I tend to dabble in writing fiction. Even though I have never published anything (yet), here’s a list of books, tools and other invaluable things I discovered throughout my years of writing. It’s by no means an exhaustive list, but more a “things I like”-overview.
Who knows, someone of you gets inspired by it.
There’s an impressive amount of books “on writing”, so here are the ones that you definitely should read, ignore the rest for now and simply start writing. Consider this my personal top 10, with number 1 on top:

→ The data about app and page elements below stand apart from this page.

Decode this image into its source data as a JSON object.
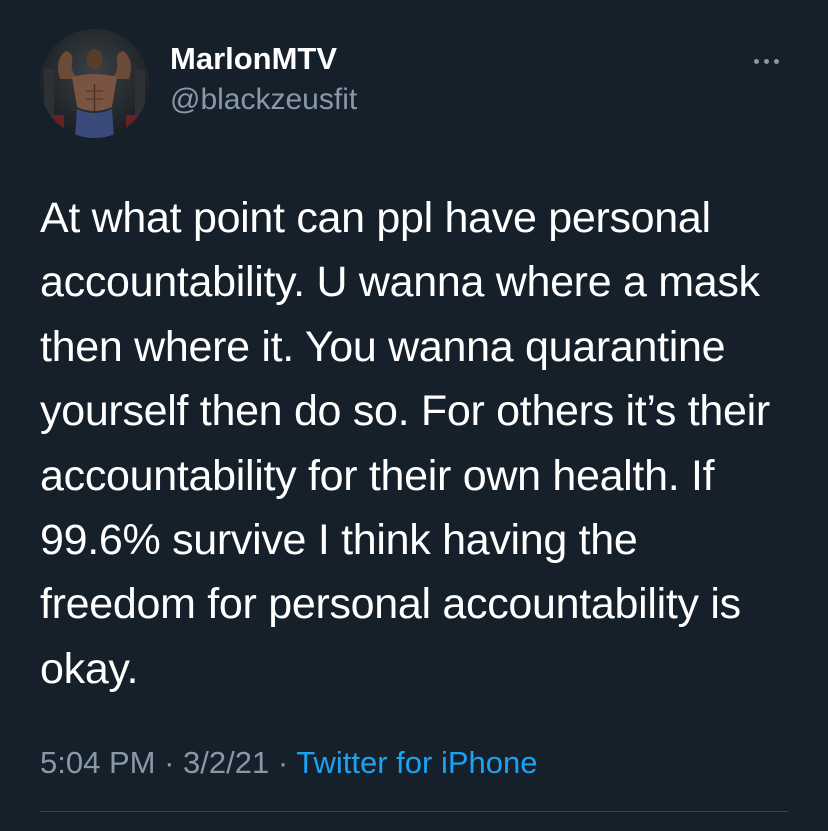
{
  "author": {
    "display_name": "MarlonMTV",
    "handle": "@blackzeusfit",
    "avatar_icon": "profile-photo"
  },
  "menu": {
    "icon": "more-options-icon"
  },
  "tweet": {
    "lines": [
      "At what point can ppl have personal",
      "accountability. U wanna where a mask",
      "then where it. You wanna quarantine",
      "yourself then do so. For others it’s their",
      "accountability for their own health. If",
      "99.6% survive I think having the",
      "freedom for personal accountability is",
      "okay."
    ],
    "time": "5:04 PM",
    "separator": "·",
    "date": "3/2/21",
    "source": "Twitter for iPhone"
  },
  "colors": {
    "background": "#15202b",
    "primary_text": "#ffffff",
    "secondary_text": "#8899a6",
    "link": "#1da1f2",
    "divider": "#38444d"
  }
}
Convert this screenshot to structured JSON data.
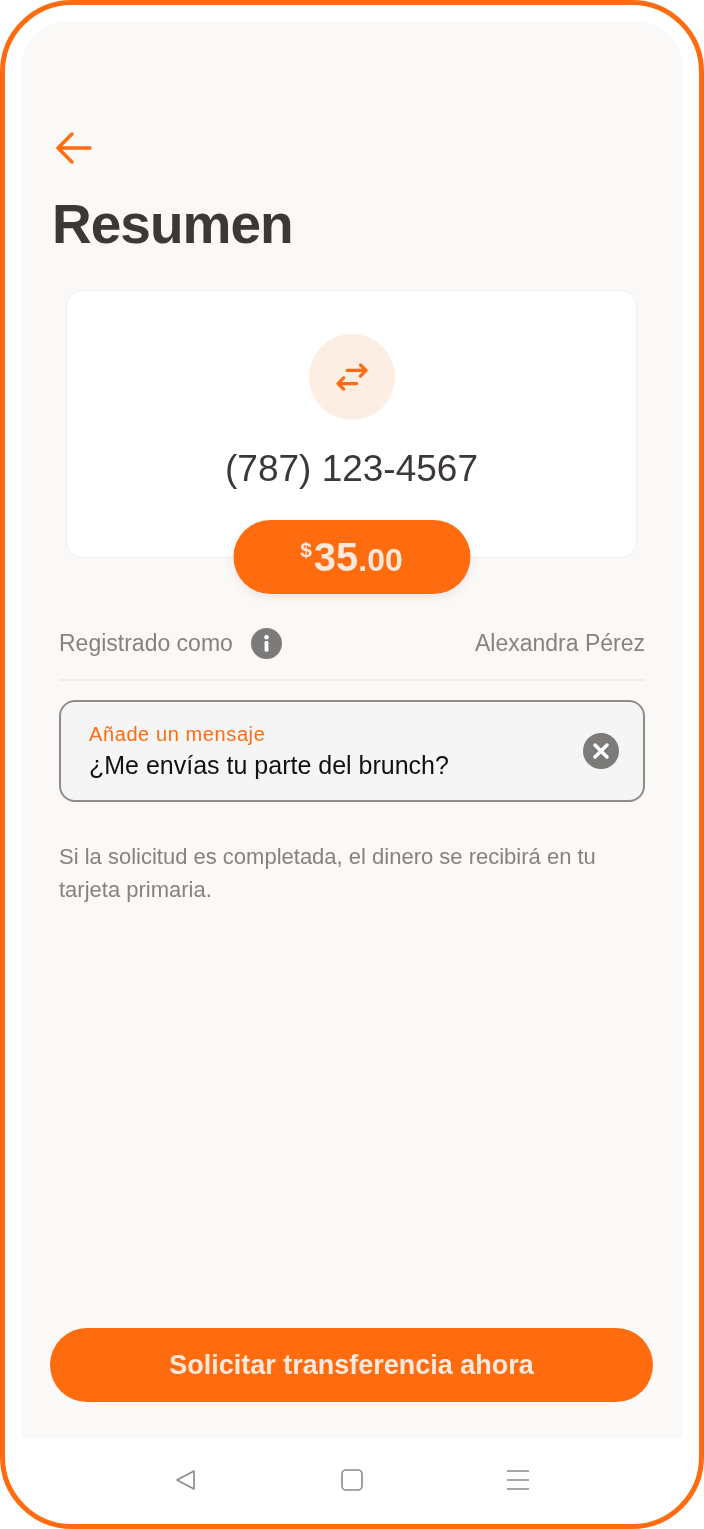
{
  "header": {
    "title": "Resumen"
  },
  "recipient": {
    "phone": "(787) 123-4567"
  },
  "amount": {
    "currency": "$",
    "whole": "35",
    "cents": ".00"
  },
  "registered": {
    "label": "Registrado como",
    "name": "Alexandra Pérez"
  },
  "message_field": {
    "label": "Añade un mensaje",
    "value": "¿Me envías tu parte del brunch?"
  },
  "note": "Si la solicitud es completada, el dinero se recibirá en tu tarjeta primaria.",
  "primary_button": "Solicitar transferencia ahora"
}
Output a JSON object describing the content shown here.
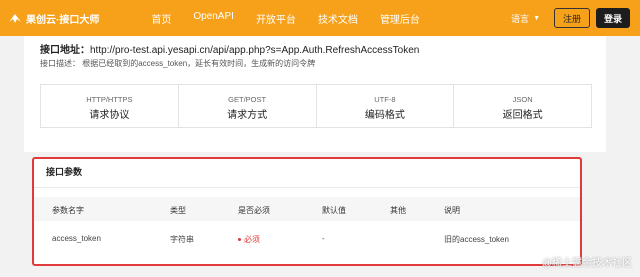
{
  "brand": {
    "name": "果创云·接口大师"
  },
  "nav": [
    "首页",
    "OpenAPI",
    "开放平台",
    "技术文档",
    "管理后台"
  ],
  "lang": {
    "label": "语言"
  },
  "auth": {
    "register": "注册",
    "login": "登录"
  },
  "endpoint": {
    "label": "接口地址：",
    "url": "http://pro-test.api.yesapi.cn/api/app.php?s=App.Auth.RefreshAccessToken",
    "desc": "接口描述： 根据已经取到的access_token，延长有效时间，生成新的访问令牌"
  },
  "attributes": [
    {
      "top": "HTTP/HTTPS",
      "bottom": "请求协议"
    },
    {
      "top": "GET/POST",
      "bottom": "请求方式"
    },
    {
      "top": "UTF-8",
      "bottom": "编码格式"
    },
    {
      "top": "JSON",
      "bottom": "返回格式"
    }
  ],
  "params": {
    "title": "接口参数",
    "headers": [
      "参数名字",
      "类型",
      "是否必须",
      "默认值",
      "其他",
      "说明"
    ],
    "rows": [
      {
        "name": "access_token",
        "type": "字符串",
        "required": "必须",
        "default": "-",
        "other": "",
        "note": "旧的access_token"
      }
    ]
  },
  "watermark": "@稀土掘金技术社区"
}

- On Writing by King, Stephen (2012) Paperback
- Wonderbook (Revised and Expanded): The Illustrated Guide to Creating Imaginative Fiction
- The Making of a Story: A Norton Guide to Creative Writing
- Writing Down the Bones: Freeing the Writer Within
- The Modern Library Writer’s Workshop: A Guide to the Craft of Fiction (Modern Library Paperbacks)
- How to Write Science Fiction & Fantasy
- Story: Substance, Structure, Style and the Principles of Screenwriting
- Just Write: Creating Unforgettable Fiction and a Rewarding Writing Life
- Self-Editing for Fiction Writers, Second Edition: How to Edit Yourself Into Print
- My Story Can Beat Up Your Story: Ten Ways to Toughen Up Your Screenplay from Opening Hook to Knockout Punch
For Dutch-reading people, I’d like to add one more to this list: Schrijfwijzer
Need more? Check out this curated Goodreads list by yours truly.
You don’t need a lot to write. Honestly, pen and paper or notepad suffice. However, for larger projects I keep returning to these three “tools”:
- Scrivener: A great organizer and ‘visualizer’ of your story and project. Buy this during NaNoWriMo at a discount here.
- Novlr.org: I’ve been using this one ever since it was launched (in fact, I’m a lifetime member) and it’s my main writing environment during drafting.
- Aeon Timeline: An invaluable tool to keep track of all your timelines. During nanowrimo, they usually also offer a nice discount.
- Some tools I didn’t check out yet but look interesting:
- Masterclass.com: Ok, to be fair, this one is expensive and with 200 dollars a year you could buy my whole top 10 of creative books and learn way more. However, it’s the only way to learn from the master, Neil Gaiman, himself. So yeah, I like it.
- Couch to 80k Bootcamp: Need a more cheap approach? (can’t blame ya) Then you should definitely Tim Clare’s FREE boot camp. I thoroughly enjoyed this one. It was both inspiring and insightful. (oh, it’s also embedded inside novlr.org, which is a nice extra)